While antimicrobial peptides can be synthesized in the lab, they are rarely used to treat infectious diseases in humans because they break down easily and can be toxic to healthy cells. Instead, scientists have developed synthetic materials called peptoids, which have similar chemical backbones to peptides but are better able to break through virus membranes and are less likely to degrade.
“We began to think about how to mimic natural peptides and create molecules with many of the same structural and functional features as peptides, but are composed of something that our bodies won't be able to rapidly degrade,” said Kirshenbaum.
The researchers investigated seven peptoids, many originally discovered in the lab of Annelise Barron, a co-author of the study who currently leads a lab at Stanford. The NYU team studied the antiviral effects of the peptoids against four viruses: three enveloped in membranes (Zika, Rift Valley fever, and chikungunya) and one without (coxsackievirus B3).
“We were particularly interested in studying these viruses as they have no available treatment options,” said Patrick Tate, a chemistry PhD student at NYU and the study’s first author.
How peptoids disrupt viral membranes and avoid other cells
The membranes surrounding viruses are made of different molecules than the virus itself, as lipids are acquired from the host to form membranes. One such lipid, phosphatidylserine, is present in the membrane on the outside of viruses, but is sequestered towards the interior of human cells under normal conditions.
“Because phosphatidylserine is found on the exterior of viruses, it can be a specific target for peptoids to recognize viruses, but not recognize—and therefore spare—our own cells,” said Tate. “Moreover, because viruses acquire lipids from the host rather than encoding from their own genomes, they have better potential to avoid antiviral resistance.”
The researchers tested seven peptoids against the four viruses. They found that the peptoids inactivated all three enveloped viruses—Zika, Rift Valley fever, and chikungunya—by disrupting the virus membrane, but did not disrupt coxsackievirus B3, the only virus without a membrane.
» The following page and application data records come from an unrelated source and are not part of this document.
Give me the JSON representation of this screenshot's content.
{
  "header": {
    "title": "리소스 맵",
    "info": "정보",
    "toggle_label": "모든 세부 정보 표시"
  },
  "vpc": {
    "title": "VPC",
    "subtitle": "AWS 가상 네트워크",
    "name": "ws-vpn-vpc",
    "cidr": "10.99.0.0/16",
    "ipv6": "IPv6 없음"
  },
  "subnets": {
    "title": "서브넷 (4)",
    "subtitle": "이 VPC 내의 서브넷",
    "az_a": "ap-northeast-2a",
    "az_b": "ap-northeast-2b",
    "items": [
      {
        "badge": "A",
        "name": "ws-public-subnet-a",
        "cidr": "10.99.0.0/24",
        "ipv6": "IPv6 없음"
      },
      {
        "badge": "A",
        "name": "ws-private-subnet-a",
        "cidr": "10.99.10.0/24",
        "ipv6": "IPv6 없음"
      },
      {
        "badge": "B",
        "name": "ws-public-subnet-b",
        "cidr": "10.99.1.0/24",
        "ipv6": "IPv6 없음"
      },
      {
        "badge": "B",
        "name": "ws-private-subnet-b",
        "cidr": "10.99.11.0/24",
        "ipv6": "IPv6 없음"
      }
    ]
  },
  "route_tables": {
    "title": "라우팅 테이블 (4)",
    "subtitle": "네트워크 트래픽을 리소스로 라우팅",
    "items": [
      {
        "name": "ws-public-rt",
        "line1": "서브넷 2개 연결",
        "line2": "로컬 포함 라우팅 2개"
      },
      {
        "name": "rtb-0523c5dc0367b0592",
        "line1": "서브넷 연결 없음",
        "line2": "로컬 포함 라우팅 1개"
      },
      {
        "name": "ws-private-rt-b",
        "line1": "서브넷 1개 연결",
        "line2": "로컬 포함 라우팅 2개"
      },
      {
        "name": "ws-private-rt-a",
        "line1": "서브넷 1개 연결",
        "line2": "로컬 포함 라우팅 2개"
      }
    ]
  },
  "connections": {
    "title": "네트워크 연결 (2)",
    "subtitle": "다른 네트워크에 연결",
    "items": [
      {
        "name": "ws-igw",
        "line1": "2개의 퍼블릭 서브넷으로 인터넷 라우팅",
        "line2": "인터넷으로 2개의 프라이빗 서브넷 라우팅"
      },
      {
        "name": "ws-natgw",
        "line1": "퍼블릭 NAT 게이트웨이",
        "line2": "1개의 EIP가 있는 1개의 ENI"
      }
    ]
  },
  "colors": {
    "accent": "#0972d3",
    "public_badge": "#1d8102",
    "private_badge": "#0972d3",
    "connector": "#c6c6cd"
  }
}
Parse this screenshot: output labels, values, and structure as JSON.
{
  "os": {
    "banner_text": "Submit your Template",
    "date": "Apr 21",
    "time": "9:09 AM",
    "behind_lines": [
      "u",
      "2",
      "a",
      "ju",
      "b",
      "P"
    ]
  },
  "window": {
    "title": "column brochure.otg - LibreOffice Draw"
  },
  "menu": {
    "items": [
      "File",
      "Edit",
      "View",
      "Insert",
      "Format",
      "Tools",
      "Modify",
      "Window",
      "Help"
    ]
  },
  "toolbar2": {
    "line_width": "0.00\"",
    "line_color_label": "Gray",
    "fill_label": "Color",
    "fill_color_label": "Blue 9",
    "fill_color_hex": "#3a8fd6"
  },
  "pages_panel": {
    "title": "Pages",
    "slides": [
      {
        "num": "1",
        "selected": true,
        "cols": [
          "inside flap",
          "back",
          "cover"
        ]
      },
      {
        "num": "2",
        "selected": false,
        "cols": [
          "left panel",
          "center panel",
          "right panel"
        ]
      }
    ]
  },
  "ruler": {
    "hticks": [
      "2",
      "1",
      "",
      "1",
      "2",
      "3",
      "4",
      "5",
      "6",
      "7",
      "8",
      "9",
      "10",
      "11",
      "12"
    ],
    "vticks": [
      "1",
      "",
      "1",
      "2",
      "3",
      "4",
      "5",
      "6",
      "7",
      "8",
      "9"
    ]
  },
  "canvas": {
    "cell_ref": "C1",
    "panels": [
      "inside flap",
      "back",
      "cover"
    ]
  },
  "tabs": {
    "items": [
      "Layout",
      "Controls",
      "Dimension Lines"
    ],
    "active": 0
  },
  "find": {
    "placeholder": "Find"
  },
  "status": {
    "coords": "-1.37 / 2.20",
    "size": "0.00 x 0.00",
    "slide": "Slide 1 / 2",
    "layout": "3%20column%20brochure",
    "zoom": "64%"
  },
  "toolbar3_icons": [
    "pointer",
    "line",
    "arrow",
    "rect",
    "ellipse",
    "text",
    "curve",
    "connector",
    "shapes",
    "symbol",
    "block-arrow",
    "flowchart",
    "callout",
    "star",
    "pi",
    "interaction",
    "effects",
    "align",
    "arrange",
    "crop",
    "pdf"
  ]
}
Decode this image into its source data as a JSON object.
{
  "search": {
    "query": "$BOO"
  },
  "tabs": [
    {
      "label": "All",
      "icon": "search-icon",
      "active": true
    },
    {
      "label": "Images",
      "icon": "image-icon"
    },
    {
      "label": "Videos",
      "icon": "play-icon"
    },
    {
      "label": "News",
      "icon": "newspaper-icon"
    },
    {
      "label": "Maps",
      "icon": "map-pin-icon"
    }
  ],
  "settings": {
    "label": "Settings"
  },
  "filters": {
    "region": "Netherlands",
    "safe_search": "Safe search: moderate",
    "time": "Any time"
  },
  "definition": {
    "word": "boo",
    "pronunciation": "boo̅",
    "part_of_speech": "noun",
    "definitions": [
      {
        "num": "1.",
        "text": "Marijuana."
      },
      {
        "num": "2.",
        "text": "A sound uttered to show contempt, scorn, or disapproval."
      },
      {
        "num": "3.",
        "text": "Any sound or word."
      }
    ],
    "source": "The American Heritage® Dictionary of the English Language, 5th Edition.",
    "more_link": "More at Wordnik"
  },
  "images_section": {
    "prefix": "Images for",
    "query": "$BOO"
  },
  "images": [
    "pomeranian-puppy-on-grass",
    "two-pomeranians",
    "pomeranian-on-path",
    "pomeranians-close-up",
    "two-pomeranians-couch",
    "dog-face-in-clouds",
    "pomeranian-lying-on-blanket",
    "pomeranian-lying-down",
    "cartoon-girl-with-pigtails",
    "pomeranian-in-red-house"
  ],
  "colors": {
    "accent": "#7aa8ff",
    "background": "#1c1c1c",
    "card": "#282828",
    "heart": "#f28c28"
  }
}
Moreover, chikungunya virus containing higher levels of phosphatidylserine in its membrane was more susceptible to the peptoids. In contrast, a membrane formed exclusively with a different lipid named phosphatidylcholine was not disrupted by the peptoids, suggesting that phosphatidylserine is crucial in order for peptoids to reduce viral activity.
“We’re now starting to understand how peptoids actually exert their antiviral effect—specifically, through the recognition of phosphatidylserine,” said Tate.
The researchers are continuing pre-clinical studies to evaluate the potential of these molecules in fighting viruses and to understand if they can overcome the development of resistance. Their peptoid-focused approach may hold promise for treating a wide range of viruses with membranes that can be difficult to treat, including Ebola, SARS-CoV-2, and herpes.
In addition to Kirshenbaum, Tate, and Barron, study authors include Vincent Mastrodomenico, Christina Cunha, and Bryan C. Mounce of Loyola University Chicago Medical Center; Joshua McClure of Maxwell Biosciences; and Gill Diamond of the University of Louisville School of Dentistry.
The research was supported in part by the National Science Foundation (CHE-2002890 and NSF GRFP) and the National Institutes of Health (R35GM138199 and 1DP1 OD029517-01). Kirshenbaum is the Chief Scientific Officer for Maxwell Biosciences, a biotech company that has licensed patents originating from his lab at NYU. The company is seeking to commercialize these compounds and bring them to the clinic to advance human health.